Tax Cut Forces Regroup
The state’s tax cut forces are already posturing and signifying their intentions several months away from next year’s legislative session.
Last week, Oklahoma Gov. Mary Fallin, who leads a Republican-dominated state government, told the Wall Street Journal that her party would again push for an income tax reduction, a proposal that failed to pass the legislature last session.
According to StateImpact, Fallin would like to see at least a cut from 5.25 percent to 4.8 percent in the income tax. Such a cut, if not offset by raising other taxes or increasing other revenues, would devastate the budgets of state agencies and educational institutions, which have faced severe cuts in recent years.
It’s important to note that tax revenues remain significantly below what they were before the 2008 economic downturn.

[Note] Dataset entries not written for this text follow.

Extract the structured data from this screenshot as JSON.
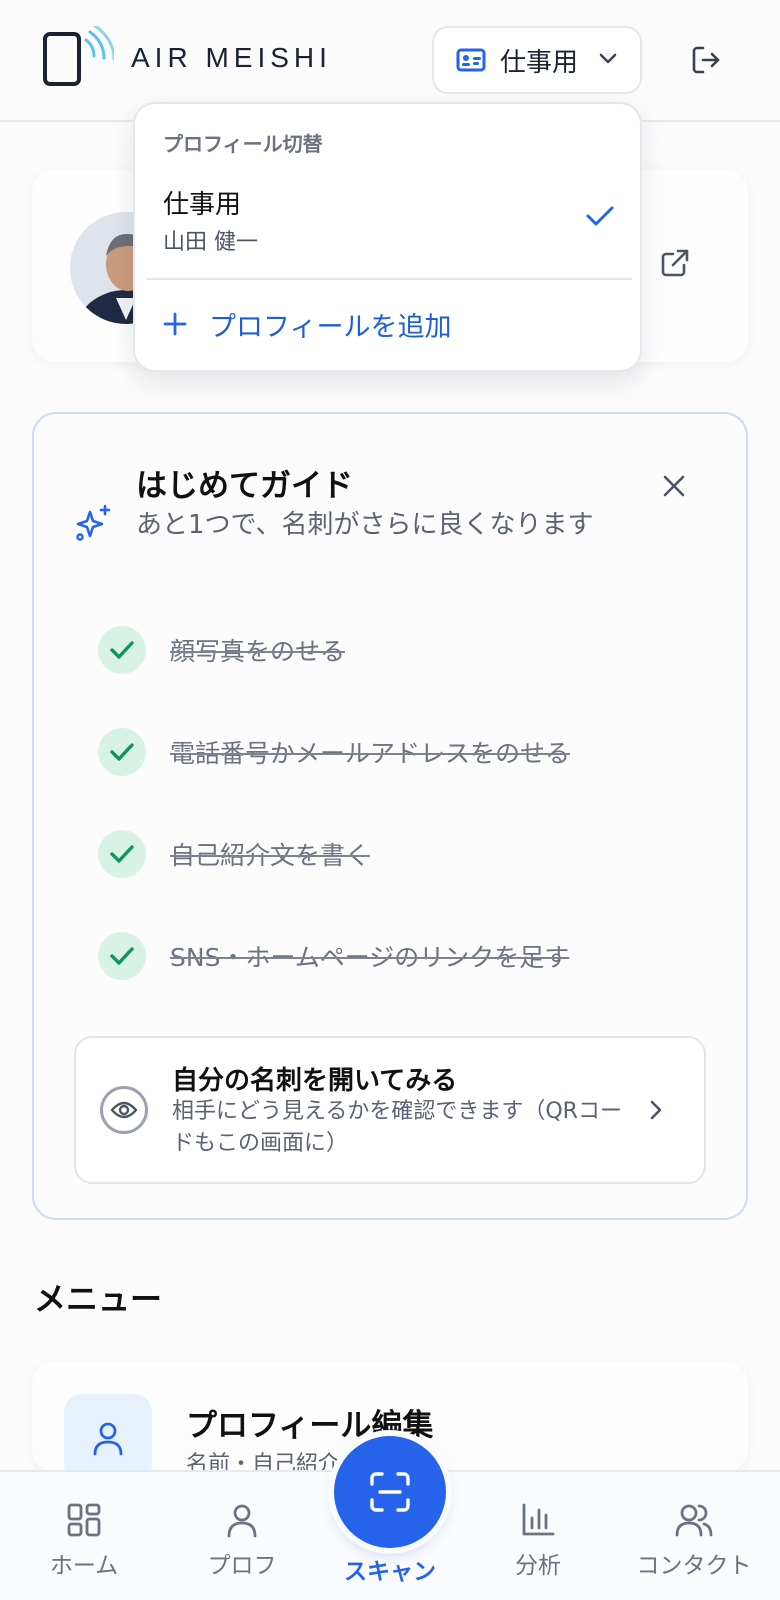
{
  "app": {
    "brand": "AIR MEISHI",
    "profile_selector_label": "仕事用"
  },
  "profile_dropdown": {
    "title": "プロフィール切替",
    "items": [
      {
        "name": "仕事用",
        "owner": "山田 健一",
        "selected": true
      }
    ],
    "add_label": "プロフィールを追加"
  },
  "guide": {
    "title": "はじめてガイド",
    "subtitle": "あと1つで、名刺がさらに良くなります",
    "tasks": [
      {
        "label": "顔写真をのせる",
        "done": true
      },
      {
        "label": "電話番号かメールアドレスをのせる",
        "done": true
      },
      {
        "label": "自己紹介文を書く",
        "done": true
      },
      {
        "label": "SNS・ホームページのリンクを足す",
        "done": true
      }
    ],
    "open_card": {
      "title": "自分の名刺を開いてみる",
      "subtitle": "相手にどう見えるかを確認できます（QRコードもこの画面に）"
    }
  },
  "menu": {
    "heading": "メニュー",
    "items": [
      {
        "title": "プロフィール編集",
        "subtitle": "名前・自己紹介…"
      }
    ]
  },
  "bottom_nav": {
    "items": [
      {
        "label": "ホーム",
        "icon": "grid-icon"
      },
      {
        "label": "プロフ",
        "icon": "person-icon"
      },
      {
        "label": "スキャン",
        "icon": "scan-icon",
        "active": true
      },
      {
        "label": "分析",
        "icon": "bar-chart-icon"
      },
      {
        "label": "コンタクト",
        "icon": "contacts-icon"
      }
    ]
  },
  "colors": {
    "accent": "#2563eb",
    "success": "#15935b",
    "success_bg": "#d8f3e6",
    "guide_border": "#cfdcf0"
  }
}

It’s simply unconscionable and irresponsible to cut taxes under these conditions unless there are replacement revenues or a specific plan that spells out the ensuing budget cuts. If the GOP wants to continue to layoff teachers and eliminate teaching positions in public schools to give rich people tax cuts, then that’s its prerogative as the party in power, but it shouldn’t hide behind the flimsy argument that a cut will attract more businesses to Oklahoma, making up for any lost revenue.
I know we’re several months away from the renewed tax-cut effort, but reporters and editors for local corporate media outlets should begin discussing how to cover the tax-cut plans that will undoubtedly emerge next session. Here are three areas to consider:

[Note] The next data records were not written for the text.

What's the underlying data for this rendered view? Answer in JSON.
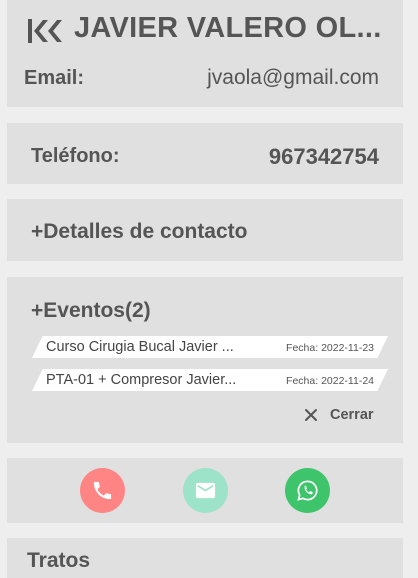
{
  "contact": {
    "name": "JAVIER VALERO OL...",
    "email_label": "Email:",
    "email": "jvaola@gmail.com",
    "phone_label": "Teléfono:",
    "phone": "967342754"
  },
  "details": {
    "title": "+Detalles de contacto"
  },
  "events": {
    "title": "+Eventos(2)",
    "items": [
      {
        "name": "Curso Cirugia Bucal Javier ...",
        "date": "Fecha: 2022-11-23"
      },
      {
        "name": "PTA-01 + Compresor Javier...",
        "date": "Fecha: 2022-11-24"
      }
    ],
    "close_label": "Cerrar"
  },
  "actions": {
    "call_icon": "phone-icon",
    "mail_icon": "mail-icon",
    "whatsapp_icon": "whatsapp-icon",
    "colors": {
      "call": "#ff8585",
      "mail": "#9de3c9",
      "whatsapp": "#3ec46a"
    }
  },
  "deals": {
    "title": "Tratos"
  }
}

- How much will it cost? Last session, it was often difficult to determine the cost of the individual tax-cut plans. One problem, as I mentioned, was the impossible-to-determine idea that a cut was going to generate new tax revenue. The corporate media can duly report this GOP myth, but it needs to press for specific numbers from the tax cutters. Obviously, the Oklahoma Policy Institute (OK Policy), a Tulsa-based think tank, has proven itself as a reliable source for tax information, and it needs to be consistently cited in the process, but Fallin, her surrogates and legislative leaders need to be pressed for the exact loss in revenues a tax cut would generate. If they cannot produce a reliable figure—accepted as accurate by OK Policy and others—then the plan should be considered irresponsible.

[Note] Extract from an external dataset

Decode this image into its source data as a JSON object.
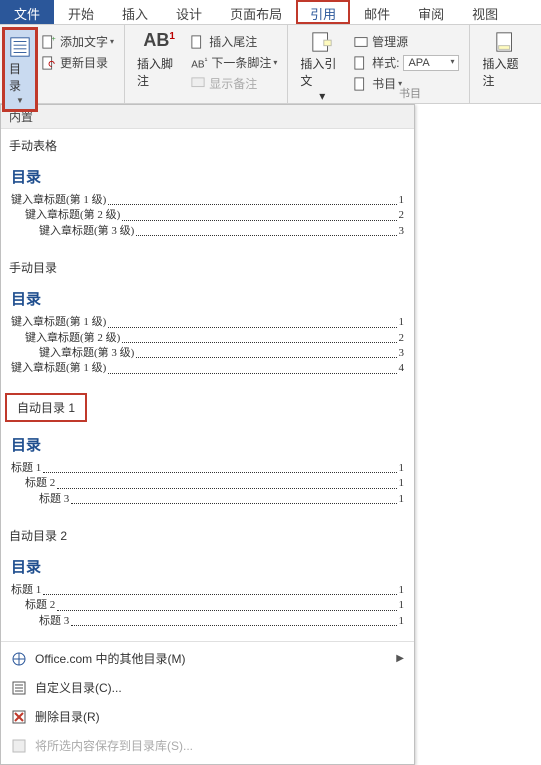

- What will get cut? If the tax cut is not offset by other revenues, such as eliminating certain tax credits or raising sales taxes, and there will be budget cuts, then those cuts need to be specifically outlined by the tax plan. The corporate media should demand Fallin and legislative leaders present this information. It’s simply irresponsible not to have a budget-cutting plan that corresponds with any given tax-cut plan. I’m not in favor of more budget cuts, of course, but I also know the Republicans control the government. If the Republicans are going to partially pay for tax cuts by, say, laying off educators and other state workers, then they should be held accountable to it before the plan gets a vote.
- How much will Fallin get? Last session, I think I was the only voice that called on Fallin to calculate and announce just how much she would receive from a tax cut plan. The tax-cut plans floated last year favored the wealthiest Oklahomans. Perhaps, the best way reporters and editors could explain this is on personal terms. How much would Fallin make under the tax-cut? How much would a teacher making $40,000 or a fast-food worker making $20,000 annually make? This is important. Will GOP leaders like Fallin give themselves a huge tax cut at the expense of school children and the impoverished as morally reprehensible as that might seem or should seem to some people? Perhaps. But if they do so, they need to do so openly. It seems like such an easy question to ask. ”Governor Fallin, how much less will you pay in state taxes under the plan?” But does anyone in the so-called mainstream press corps here have the guts to ask the question?
NewsOK.com recently published a story in which some state leaders called for more transparency and openness in the state’s budgeting process. Transparency is necessary in order for democracy to thrive, and, in terms of the Oklahoma budget process, the tax cut plan will be center stage next session. Nothing will probably be more critical next legislative session than knowing exactly the impact of any proposed income tax cut. That’s where state government transparency should begin in 2013.